» Exercise goal: Below are records to write out again, exactly as they read.

» Data:
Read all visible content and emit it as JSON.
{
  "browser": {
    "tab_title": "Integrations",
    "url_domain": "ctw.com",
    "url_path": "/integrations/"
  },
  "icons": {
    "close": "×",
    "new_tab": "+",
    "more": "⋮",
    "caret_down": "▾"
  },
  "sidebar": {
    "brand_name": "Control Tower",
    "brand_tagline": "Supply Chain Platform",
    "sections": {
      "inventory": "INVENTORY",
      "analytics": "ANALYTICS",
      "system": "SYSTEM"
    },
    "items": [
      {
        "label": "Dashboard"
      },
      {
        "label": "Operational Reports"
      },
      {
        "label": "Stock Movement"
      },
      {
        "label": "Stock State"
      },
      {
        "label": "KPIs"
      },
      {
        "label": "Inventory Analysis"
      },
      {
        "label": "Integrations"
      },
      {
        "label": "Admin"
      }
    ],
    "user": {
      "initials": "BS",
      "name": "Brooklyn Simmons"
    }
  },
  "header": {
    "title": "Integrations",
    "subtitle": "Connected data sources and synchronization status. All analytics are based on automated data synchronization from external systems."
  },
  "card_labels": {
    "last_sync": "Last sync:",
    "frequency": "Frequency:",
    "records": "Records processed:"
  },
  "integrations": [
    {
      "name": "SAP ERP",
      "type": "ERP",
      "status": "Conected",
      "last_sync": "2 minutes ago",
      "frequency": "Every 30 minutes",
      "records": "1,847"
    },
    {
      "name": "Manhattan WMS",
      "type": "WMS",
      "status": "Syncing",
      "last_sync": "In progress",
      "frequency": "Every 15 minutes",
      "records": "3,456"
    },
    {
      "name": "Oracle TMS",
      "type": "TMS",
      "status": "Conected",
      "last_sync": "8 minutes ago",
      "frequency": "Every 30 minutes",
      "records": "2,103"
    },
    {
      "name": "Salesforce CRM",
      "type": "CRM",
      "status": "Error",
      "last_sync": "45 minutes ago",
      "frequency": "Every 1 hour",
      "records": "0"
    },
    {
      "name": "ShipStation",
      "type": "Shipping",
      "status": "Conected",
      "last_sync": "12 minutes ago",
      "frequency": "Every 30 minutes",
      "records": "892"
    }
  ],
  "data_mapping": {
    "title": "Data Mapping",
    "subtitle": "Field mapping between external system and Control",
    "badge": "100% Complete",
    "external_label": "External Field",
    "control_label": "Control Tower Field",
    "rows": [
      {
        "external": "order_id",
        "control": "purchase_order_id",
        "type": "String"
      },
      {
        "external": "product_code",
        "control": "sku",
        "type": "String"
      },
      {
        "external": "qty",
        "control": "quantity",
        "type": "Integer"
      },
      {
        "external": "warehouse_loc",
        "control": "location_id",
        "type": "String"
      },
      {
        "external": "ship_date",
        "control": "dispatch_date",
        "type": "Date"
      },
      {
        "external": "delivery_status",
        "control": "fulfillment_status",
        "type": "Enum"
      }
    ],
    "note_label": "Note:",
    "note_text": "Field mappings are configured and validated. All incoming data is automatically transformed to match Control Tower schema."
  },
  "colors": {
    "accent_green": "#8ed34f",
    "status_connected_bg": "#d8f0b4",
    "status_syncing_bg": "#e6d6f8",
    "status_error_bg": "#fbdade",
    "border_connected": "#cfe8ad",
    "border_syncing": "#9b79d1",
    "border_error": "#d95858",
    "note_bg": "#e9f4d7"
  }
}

» Answer to this problem:
Read all visible content and emit it as JSON.
{
  "browser": {
    "tab_title": "Integrations",
    "url_domain": "ctw.com",
    "url_path": "/integrations/"
  },
  "icons": {
    "close": "×",
    "new_tab": "+",
    "more": "⋮",
    "caret_down": "▾"
  },
  "sidebar": {
    "brand_name": "Control Tower",
    "brand_tagline": "Supply Chain Platform",
    "sections": {
      "inventory": "INVENTORY",
      "analytics": "ANALYTICS",
      "system": "SYSTEM"
    },
    "items": [
      {
        "label": "Dashboard"
      },
      {
        "label": "Operational Reports"
      },
      {
        "label": "Stock Movement"
      },
      {
        "label": "Stock State"
      },
      {
        "label": "KPIs"
      },
      {
        "label": "Inventory Analysis"
      },
      {
        "label": "Integrations"
      },
      {
        "label": "Admin"
      }
    ],
    "user": {
      "initials": "BS",
      "name": "Brooklyn Simmons"
    }
  },
  "header": {
    "title": "Integrations",
    "subtitle": "Connected data sources and synchronization status. All analytics are based on automated data synchronization from external systems."
  },
  "card_labels": {
    "last_sync": "Last sync:",
    "frequency": "Frequency:",
    "records": "Records processed:"
  },
  "integrations": [
    {
      "name": "SAP ERP",
      "type": "ERP",
      "status": "Conected",
      "last_sync": "2 minutes ago",
      "frequency": "Every 30 minutes",
      "records": "1,847"
    },
    {
      "name": "Manhattan WMS",
      "type": "WMS",
      "status": "Syncing",
      "last_sync": "In progress",
      "frequency": "Every 15 minutes",
      "records": "3,456"
    },
    {
      "name": "Oracle TMS",
      "type": "TMS",
      "status": "Conected",
      "last_sync": "8 minutes ago",
      "frequency": "Every 30 minutes",
      "records": "2,103"
    },
    {
      "name": "Salesforce CRM",
      "type": "CRM",
      "status": "Error",
      "last_sync": "45 minutes ago",
      "frequency": "Every 1 hour",
      "records": "0"
    },
    {
      "name": "ShipStation",
      "type": "Shipping",
      "status": "Conected",
      "last_sync": "12 minutes ago",
      "frequency": "Every 30 minutes",
      "records": "892"
    }
  ],
  "data_mapping": {
    "title": "Data Mapping",
    "subtitle": "Field mapping between external system and Control",
    "badge": "100% Complete",
    "external_label": "External Field",
    "control_label": "Control Tower Field",
    "rows": [
      {
        "external": "order_id",
        "control": "purchase_order_id",
        "type": "String"
      },
      {
        "external": "product_code",
        "control": "sku",
        "type": "String"
      },
      {
        "external": "qty",
        "control": "quantity",
        "type": "Integer"
      },
      {
        "external": "warehouse_loc",
        "control": "location_id",
        "type": "String"
      },
      {
        "external": "ship_date",
        "control": "dispatch_date",
        "type": "Date"
      },
      {
        "external": "delivery_status",
        "control": "fulfillment_status",
        "type": "Enum"
      }
    ],
    "note_label": "Note:",
    "note_text": "Field mappings are configured and validated. All incoming data is automatically transformed to match Control Tower schema."
  },
  "colors": {
    "accent_green": "#8ed34f",
    "status_connected_bg": "#d8f0b4",
    "status_syncing_bg": "#e6d6f8",
    "status_error_bg": "#fbdade",
    "border_connected": "#cfe8ad",
    "border_syncing": "#9b79d1",
    "border_error": "#d95858",
    "note_bg": "#e9f4d7"
  }
}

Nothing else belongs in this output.